But the costs of establishing the state-run Cover Oregon website should not be forgotten. It has cost the federal taxpayers an estimated $305 million in grant money thus far and is the third most expensive state-based exchange in terms of federal grant money—which totals nearly $5 billion across all states.

It is unclear whether the federal government will, or would be able to, recoup any of the millions of taxpayer dollars completely wasted on building Oregon’s exchange—or if anyone will be held accountable for squandering the taxpayer money. In addition, it remains uncertain how much transferring the exchange will cost and whether state taxpayers or federal taxpayers will foot the bill.

Moreover, switching to a federally facilitated exchange may be becoming a new trend among the various dysfunctional state exchanges. Both Massachusetts and Nevada are reportedly weighing their options to switch to a federally run exchange. These exchanges cost the federal taxpayer payer $179 million and $91 million in grant money, respectively.

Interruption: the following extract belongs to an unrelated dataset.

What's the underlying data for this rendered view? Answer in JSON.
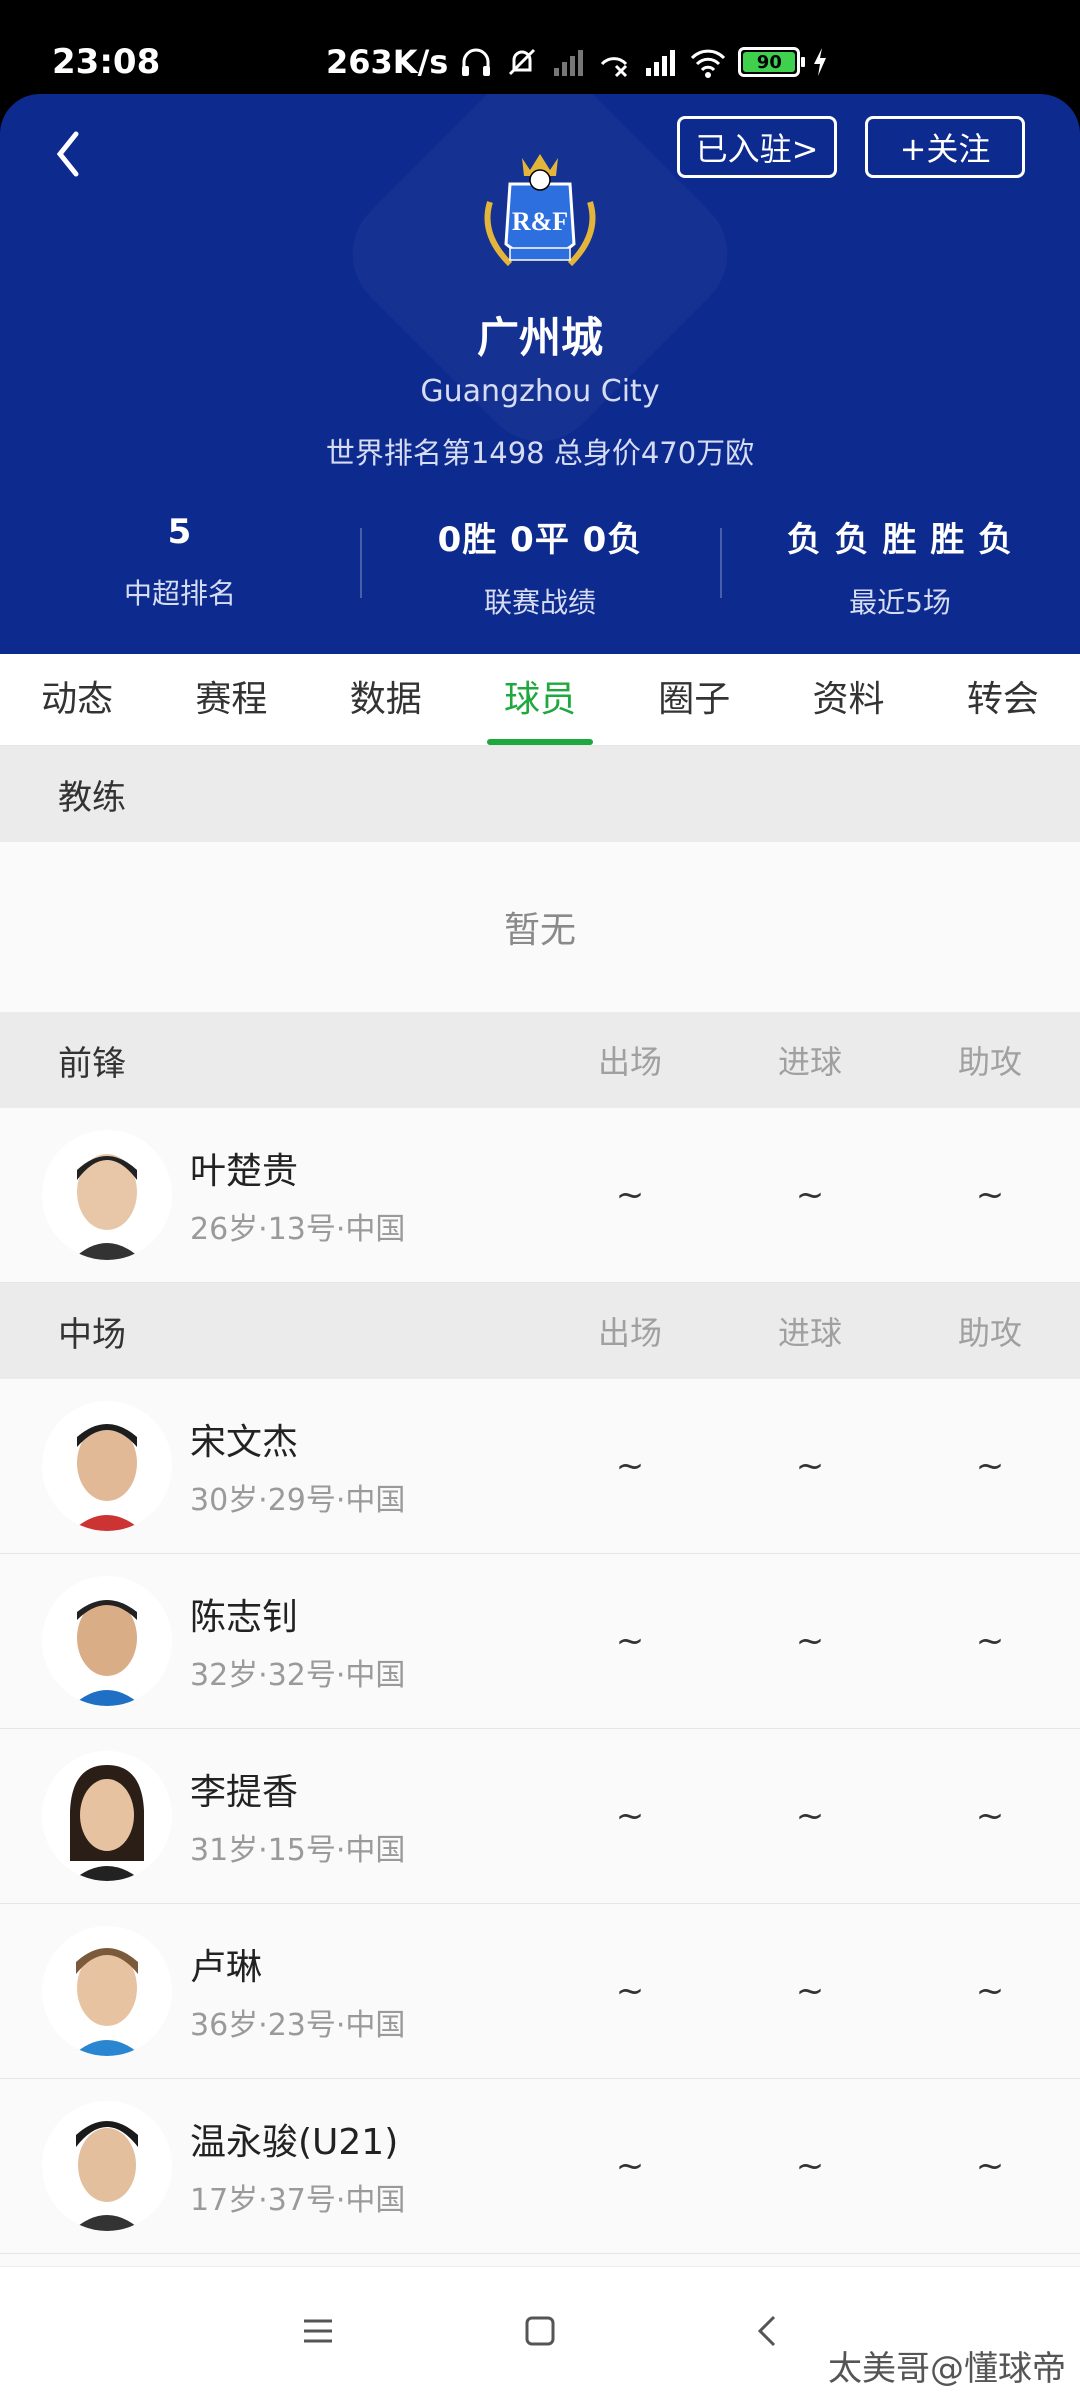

According to an assessment of Nevada’s exchange options, transitioning from a state-based to a federal exchange for the 2015 open enrollment period requires that a transition blueprint be submitted to CMS by June 1, 2014 (according to federal guidelines). So these states’ exchange decisions will be made soon but there’s still no news on recovering or holding anyone accountable for the hundreds of millions of taxpayer funds that went to these states.